**Given data:**

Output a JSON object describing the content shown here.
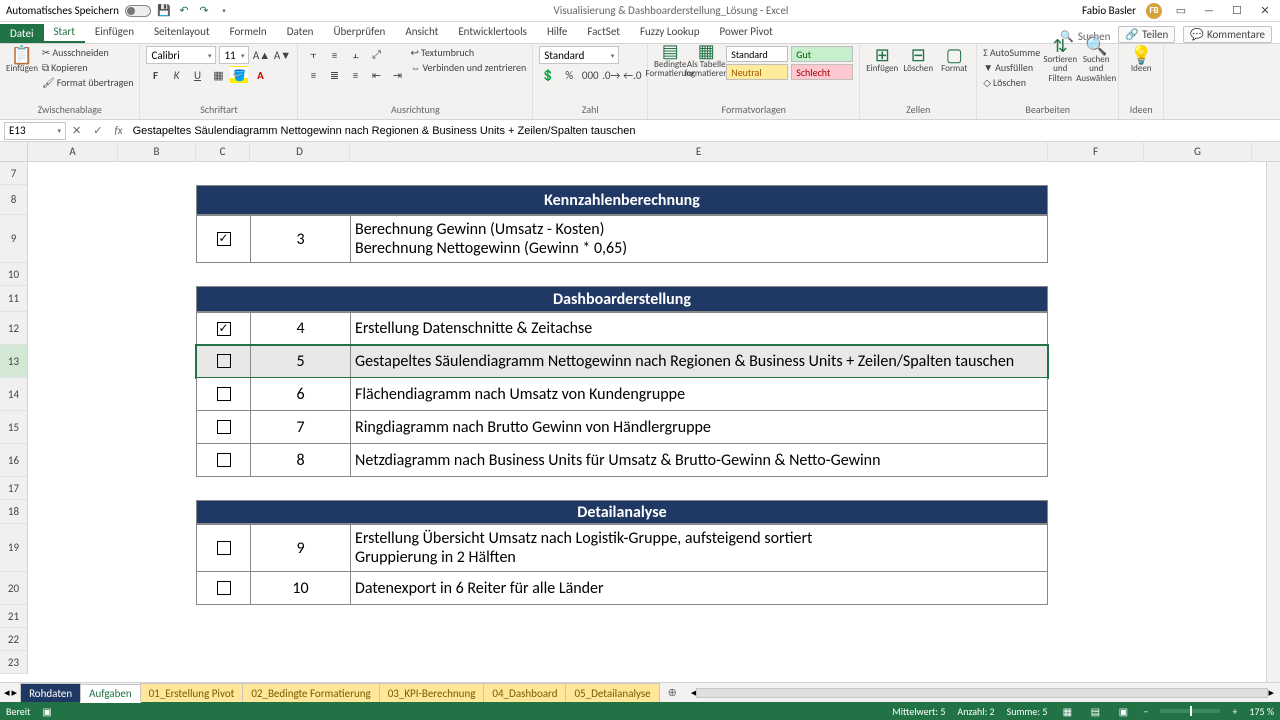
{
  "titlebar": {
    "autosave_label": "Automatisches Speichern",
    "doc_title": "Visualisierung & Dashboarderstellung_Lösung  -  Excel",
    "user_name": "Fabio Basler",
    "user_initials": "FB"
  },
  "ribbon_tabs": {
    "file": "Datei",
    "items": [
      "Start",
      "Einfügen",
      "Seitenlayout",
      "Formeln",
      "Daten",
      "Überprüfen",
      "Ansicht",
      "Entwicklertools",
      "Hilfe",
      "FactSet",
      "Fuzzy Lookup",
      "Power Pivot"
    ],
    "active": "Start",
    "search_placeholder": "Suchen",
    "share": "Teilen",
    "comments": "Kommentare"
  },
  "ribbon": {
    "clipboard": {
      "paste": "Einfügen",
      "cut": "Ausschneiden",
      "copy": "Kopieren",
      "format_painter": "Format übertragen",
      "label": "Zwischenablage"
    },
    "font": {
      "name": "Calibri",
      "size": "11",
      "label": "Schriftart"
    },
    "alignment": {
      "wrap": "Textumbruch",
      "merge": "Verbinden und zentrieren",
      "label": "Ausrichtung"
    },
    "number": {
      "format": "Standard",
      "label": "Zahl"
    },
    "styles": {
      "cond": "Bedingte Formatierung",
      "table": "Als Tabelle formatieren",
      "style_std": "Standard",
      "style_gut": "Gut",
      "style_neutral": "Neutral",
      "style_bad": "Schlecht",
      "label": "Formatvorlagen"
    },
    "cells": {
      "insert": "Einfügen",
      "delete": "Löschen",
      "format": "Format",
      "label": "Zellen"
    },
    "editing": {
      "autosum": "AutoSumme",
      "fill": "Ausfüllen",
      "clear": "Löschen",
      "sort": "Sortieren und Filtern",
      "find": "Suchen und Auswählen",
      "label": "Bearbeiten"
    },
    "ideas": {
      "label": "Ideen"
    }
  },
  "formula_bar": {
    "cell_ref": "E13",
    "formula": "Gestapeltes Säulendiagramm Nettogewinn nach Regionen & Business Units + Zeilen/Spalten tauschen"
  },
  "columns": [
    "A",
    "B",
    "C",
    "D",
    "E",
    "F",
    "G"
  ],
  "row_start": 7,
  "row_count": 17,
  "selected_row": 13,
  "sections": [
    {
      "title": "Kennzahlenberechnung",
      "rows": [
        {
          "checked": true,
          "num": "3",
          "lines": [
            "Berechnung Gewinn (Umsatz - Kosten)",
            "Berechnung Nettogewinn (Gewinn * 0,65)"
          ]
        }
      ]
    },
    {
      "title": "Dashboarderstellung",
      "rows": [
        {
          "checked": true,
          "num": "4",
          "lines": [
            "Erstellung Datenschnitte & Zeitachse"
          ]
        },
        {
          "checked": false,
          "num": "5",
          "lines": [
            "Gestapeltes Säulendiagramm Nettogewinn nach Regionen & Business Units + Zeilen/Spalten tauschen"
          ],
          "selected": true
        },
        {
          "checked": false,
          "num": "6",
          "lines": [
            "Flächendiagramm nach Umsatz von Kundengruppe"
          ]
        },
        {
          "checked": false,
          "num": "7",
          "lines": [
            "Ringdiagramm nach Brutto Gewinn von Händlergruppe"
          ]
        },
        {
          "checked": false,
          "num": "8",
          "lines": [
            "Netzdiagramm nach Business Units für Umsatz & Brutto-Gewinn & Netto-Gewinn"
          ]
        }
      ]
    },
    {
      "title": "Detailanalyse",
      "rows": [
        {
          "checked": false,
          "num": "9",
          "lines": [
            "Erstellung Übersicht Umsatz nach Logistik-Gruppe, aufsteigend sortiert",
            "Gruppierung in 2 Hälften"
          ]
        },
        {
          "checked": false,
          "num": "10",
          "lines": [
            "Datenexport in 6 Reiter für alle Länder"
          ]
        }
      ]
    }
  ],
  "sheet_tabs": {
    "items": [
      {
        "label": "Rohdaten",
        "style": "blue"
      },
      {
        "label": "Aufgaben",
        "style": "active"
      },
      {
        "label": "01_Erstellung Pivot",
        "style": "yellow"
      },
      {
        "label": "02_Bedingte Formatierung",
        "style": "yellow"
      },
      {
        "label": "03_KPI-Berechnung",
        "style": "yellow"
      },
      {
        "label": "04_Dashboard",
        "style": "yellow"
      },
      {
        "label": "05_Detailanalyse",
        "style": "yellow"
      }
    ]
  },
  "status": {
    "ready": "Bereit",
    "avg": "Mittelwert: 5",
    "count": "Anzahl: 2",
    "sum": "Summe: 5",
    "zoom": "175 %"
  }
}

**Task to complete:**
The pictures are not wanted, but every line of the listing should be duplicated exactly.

**Result:**
Output a JSON object describing the content shown here.
{
  "titlebar": {
    "autosave_label": "Automatisches Speichern",
    "doc_title": "Visualisierung & Dashboarderstellung_Lösung  -  Excel",
    "user_name": "Fabio Basler",
    "user_initials": "FB"
  },
  "ribbon_tabs": {
    "file": "Datei",
    "items": [
      "Start",
      "Einfügen",
      "Seitenlayout",
      "Formeln",
      "Daten",
      "Überprüfen",
      "Ansicht",
      "Entwicklertools",
      "Hilfe",
      "FactSet",
      "Fuzzy Lookup",
      "Power Pivot"
    ],
    "active": "Start",
    "search_placeholder": "Suchen",
    "share": "Teilen",
    "comments": "Kommentare"
  },
  "ribbon": {
    "clipboard": {
      "paste": "Einfügen",
      "cut": "Ausschneiden",
      "copy": "Kopieren",
      "format_painter": "Format übertragen",
      "label": "Zwischenablage"
    },
    "font": {
      "name": "Calibri",
      "size": "11",
      "label": "Schriftart"
    },
    "alignment": {
      "wrap": "Textumbruch",
      "merge": "Verbinden und zentrieren",
      "label": "Ausrichtung"
    },
    "number": {
      "format": "Standard",
      "label": "Zahl"
    },
    "styles": {
      "cond": "Bedingte Formatierung",
      "table": "Als Tabelle formatieren",
      "style_std": "Standard",
      "style_gut": "Gut",
      "style_neutral": "Neutral",
      "style_bad": "Schlecht",
      "label": "Formatvorlagen"
    },
    "cells": {
      "insert": "Einfügen",
      "delete": "Löschen",
      "format": "Format",
      "label": "Zellen"
    },
    "editing": {
      "autosum": "AutoSumme",
      "fill": "Ausfüllen",
      "clear": "Löschen",
      "sort": "Sortieren und Filtern",
      "find": "Suchen und Auswählen",
      "label": "Bearbeiten"
    },
    "ideas": {
      "label": "Ideen"
    }
  },
  "formula_bar": {
    "cell_ref": "E13",
    "formula": "Gestapeltes Säulendiagramm Nettogewinn nach Regionen & Business Units + Zeilen/Spalten tauschen"
  },
  "columns": [
    "A",
    "B",
    "C",
    "D",
    "E",
    "F",
    "G"
  ],
  "row_start": 7,
  "row_count": 17,
  "selected_row": 13,
  "sections": [
    {
      "title": "Kennzahlenberechnung",
      "rows": [
        {
          "checked": true,
          "num": "3",
          "lines": [
            "Berechnung Gewinn (Umsatz - Kosten)",
            "Berechnung Nettogewinn (Gewinn * 0,65)"
          ]
        }
      ]
    },
    {
      "title": "Dashboarderstellung",
      "rows": [
        {
          "checked": true,
          "num": "4",
          "lines": [
            "Erstellung Datenschnitte & Zeitachse"
          ]
        },
        {
          "checked": false,
          "num": "5",
          "lines": [
            "Gestapeltes Säulendiagramm Nettogewinn nach Regionen & Business Units + Zeilen/Spalten tauschen"
          ],
          "selected": true
        },
        {
          "checked": false,
          "num": "6",
          "lines": [
            "Flächendiagramm nach Umsatz von Kundengruppe"
          ]
        },
        {
          "checked": false,
          "num": "7",
          "lines": [
            "Ringdiagramm nach Brutto Gewinn von Händlergruppe"
          ]
        },
        {
          "checked": false,
          "num": "8",
          "lines": [
            "Netzdiagramm nach Business Units für Umsatz & Brutto-Gewinn & Netto-Gewinn"
          ]
        }
      ]
    },
    {
      "title": "Detailanalyse",
      "rows": [
        {
          "checked": false,
          "num": "9",
          "lines": [
            "Erstellung Übersicht Umsatz nach Logistik-Gruppe, aufsteigend sortiert",
            "Gruppierung in 2 Hälften"
          ]
        },
        {
          "checked": false,
          "num": "10",
          "lines": [
            "Datenexport in 6 Reiter für alle Länder"
          ]
        }
      ]
    }
  ],
  "sheet_tabs": {
    "items": [
      {
        "label": "Rohdaten",
        "style": "blue"
      },
      {
        "label": "Aufgaben",
        "style": "active"
      },
      {
        "label": "01_Erstellung Pivot",
        "style": "yellow"
      },
      {
        "label": "02_Bedingte Formatierung",
        "style": "yellow"
      },
      {
        "label": "03_KPI-Berechnung",
        "style": "yellow"
      },
      {
        "label": "04_Dashboard",
        "style": "yellow"
      },
      {
        "label": "05_Detailanalyse",
        "style": "yellow"
      }
    ]
  },
  "status": {
    "ready": "Bereit",
    "avg": "Mittelwert: 5",
    "count": "Anzahl: 2",
    "sum": "Summe: 5",
    "zoom": "175 %"
  }
}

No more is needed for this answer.